A backlog of DWI cases in Wake County is jeopardizing public safety, the county's district attorney said.
Wake County District Attorney Colon Willoughby says there is a "critical need" to move DWI cases through the system faster in order to protect the drivers in Wake County.
Wake County leads the state with an average of 5,000 DWI cases per year. But getting a case heard in DWI court is taking longer than ever before. On average the length of time between a DWI arrest and a trial is nearly one year.
Wake County Chief District Court Judge Robert Rader says recent changes in state laws and limited resources are to blame. Rader pointed to laws that have made trying DWI cases more complex.
"It used to be years ago we could try a DWI in 15 or 20 minutes. Now sometimes with pretrial motions and all it can take hours," Rader said.
Approximately 750 DWI cases are pending in Wake County. That means, 750 offenders are driving the streets waiting for their case to be heard and their punishment decided.
"If you have someone who is a repeat offender, it tells you that you have a high probability that they're going to re-offend. So you worry about them being out there on the road and possibly ending up in an accident where someone could get injured or killed. That's your biggest fear," Rader said.
Too often, that fear becomes a reality -- 15 percent of DWI offenders become repeat offenders.
Ray Norman Rouse, 34 is one of them. Police say Rouse was drinking and driving last month when he turned the wrong way on Wade Avenue, slammed into a vehicle head-on and killed an elderly couple.
WNCN Investigates found the incident marked Rouse's third DWI charge, yet Rouse is back on the streets waiting for a court date.

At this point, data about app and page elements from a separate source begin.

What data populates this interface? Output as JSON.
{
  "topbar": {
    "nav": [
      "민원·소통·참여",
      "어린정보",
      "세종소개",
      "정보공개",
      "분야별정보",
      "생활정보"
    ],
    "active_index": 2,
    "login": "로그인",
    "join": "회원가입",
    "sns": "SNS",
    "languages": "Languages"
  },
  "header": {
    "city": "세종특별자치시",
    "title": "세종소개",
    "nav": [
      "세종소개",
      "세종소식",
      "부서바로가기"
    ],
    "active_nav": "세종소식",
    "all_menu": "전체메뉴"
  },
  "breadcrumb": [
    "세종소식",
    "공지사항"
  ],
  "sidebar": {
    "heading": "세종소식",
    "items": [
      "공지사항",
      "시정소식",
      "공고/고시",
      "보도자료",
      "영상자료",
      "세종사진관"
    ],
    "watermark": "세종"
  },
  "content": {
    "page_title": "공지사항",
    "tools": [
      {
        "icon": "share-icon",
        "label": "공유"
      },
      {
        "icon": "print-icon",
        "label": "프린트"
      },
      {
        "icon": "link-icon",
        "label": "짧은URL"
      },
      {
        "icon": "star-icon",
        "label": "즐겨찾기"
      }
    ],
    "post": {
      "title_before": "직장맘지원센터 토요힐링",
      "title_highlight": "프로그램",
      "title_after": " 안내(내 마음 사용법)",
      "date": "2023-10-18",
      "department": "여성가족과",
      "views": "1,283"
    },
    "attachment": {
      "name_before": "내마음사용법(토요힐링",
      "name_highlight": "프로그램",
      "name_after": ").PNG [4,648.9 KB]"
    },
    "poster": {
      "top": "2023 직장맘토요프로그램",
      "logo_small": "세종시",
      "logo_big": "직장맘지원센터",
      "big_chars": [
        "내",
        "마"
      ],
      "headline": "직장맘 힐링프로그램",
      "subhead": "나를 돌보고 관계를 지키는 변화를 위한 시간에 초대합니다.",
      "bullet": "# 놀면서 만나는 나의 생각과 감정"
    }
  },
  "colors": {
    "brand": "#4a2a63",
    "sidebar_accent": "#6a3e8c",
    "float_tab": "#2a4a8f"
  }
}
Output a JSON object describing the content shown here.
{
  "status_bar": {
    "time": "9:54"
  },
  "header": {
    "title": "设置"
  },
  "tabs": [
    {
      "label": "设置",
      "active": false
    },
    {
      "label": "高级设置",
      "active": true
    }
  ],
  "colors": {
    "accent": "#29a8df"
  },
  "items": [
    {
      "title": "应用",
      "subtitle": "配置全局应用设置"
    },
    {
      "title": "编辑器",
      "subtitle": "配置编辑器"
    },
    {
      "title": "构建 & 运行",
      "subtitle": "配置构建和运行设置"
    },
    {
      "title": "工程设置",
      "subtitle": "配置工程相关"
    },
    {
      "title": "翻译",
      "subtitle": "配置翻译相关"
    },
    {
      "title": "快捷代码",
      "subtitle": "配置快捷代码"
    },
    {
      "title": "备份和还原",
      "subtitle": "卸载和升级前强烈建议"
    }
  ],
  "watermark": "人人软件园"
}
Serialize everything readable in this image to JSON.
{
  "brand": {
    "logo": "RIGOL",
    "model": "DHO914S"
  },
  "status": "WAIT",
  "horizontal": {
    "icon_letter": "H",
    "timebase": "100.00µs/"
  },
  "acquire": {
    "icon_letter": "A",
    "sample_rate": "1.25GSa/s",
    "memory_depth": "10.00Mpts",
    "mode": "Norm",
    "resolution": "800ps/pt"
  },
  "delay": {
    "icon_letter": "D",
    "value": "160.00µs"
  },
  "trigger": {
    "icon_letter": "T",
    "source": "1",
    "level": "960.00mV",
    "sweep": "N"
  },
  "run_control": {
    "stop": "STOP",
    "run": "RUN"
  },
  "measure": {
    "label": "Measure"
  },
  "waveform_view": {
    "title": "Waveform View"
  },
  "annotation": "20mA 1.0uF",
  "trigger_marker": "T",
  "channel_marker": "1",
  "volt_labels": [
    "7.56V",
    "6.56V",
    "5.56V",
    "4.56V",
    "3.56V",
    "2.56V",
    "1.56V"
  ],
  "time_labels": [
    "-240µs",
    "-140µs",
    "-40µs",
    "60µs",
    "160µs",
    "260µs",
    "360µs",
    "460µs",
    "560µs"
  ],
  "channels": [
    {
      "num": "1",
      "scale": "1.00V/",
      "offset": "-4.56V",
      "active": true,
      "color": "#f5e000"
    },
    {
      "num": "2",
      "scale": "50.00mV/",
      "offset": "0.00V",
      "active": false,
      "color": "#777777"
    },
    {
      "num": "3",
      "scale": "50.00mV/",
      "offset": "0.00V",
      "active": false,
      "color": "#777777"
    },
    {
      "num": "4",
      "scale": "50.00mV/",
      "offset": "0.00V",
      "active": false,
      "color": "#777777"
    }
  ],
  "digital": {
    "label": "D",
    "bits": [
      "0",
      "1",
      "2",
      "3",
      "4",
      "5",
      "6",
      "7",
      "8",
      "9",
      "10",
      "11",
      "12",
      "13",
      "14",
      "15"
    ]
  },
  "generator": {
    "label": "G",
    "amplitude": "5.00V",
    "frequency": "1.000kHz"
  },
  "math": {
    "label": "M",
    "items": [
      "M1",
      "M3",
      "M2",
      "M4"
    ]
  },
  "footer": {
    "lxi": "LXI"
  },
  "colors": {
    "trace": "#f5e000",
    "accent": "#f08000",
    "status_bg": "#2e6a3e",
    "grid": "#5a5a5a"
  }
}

"We need to do something to get them off the road and protect the public," Willoughby said.
Beginning Monday, the county will open a second DWI court for several hours every afternoon to expedite DWI cases at no additional cost to taxpayers. Willoughby expects the move will increase the number of cases the county is able to try by 40 percent
Willoughby says the goal is simple: "Get these cases tried quicker, and get these people off the road so you and I don't meet them on the way home."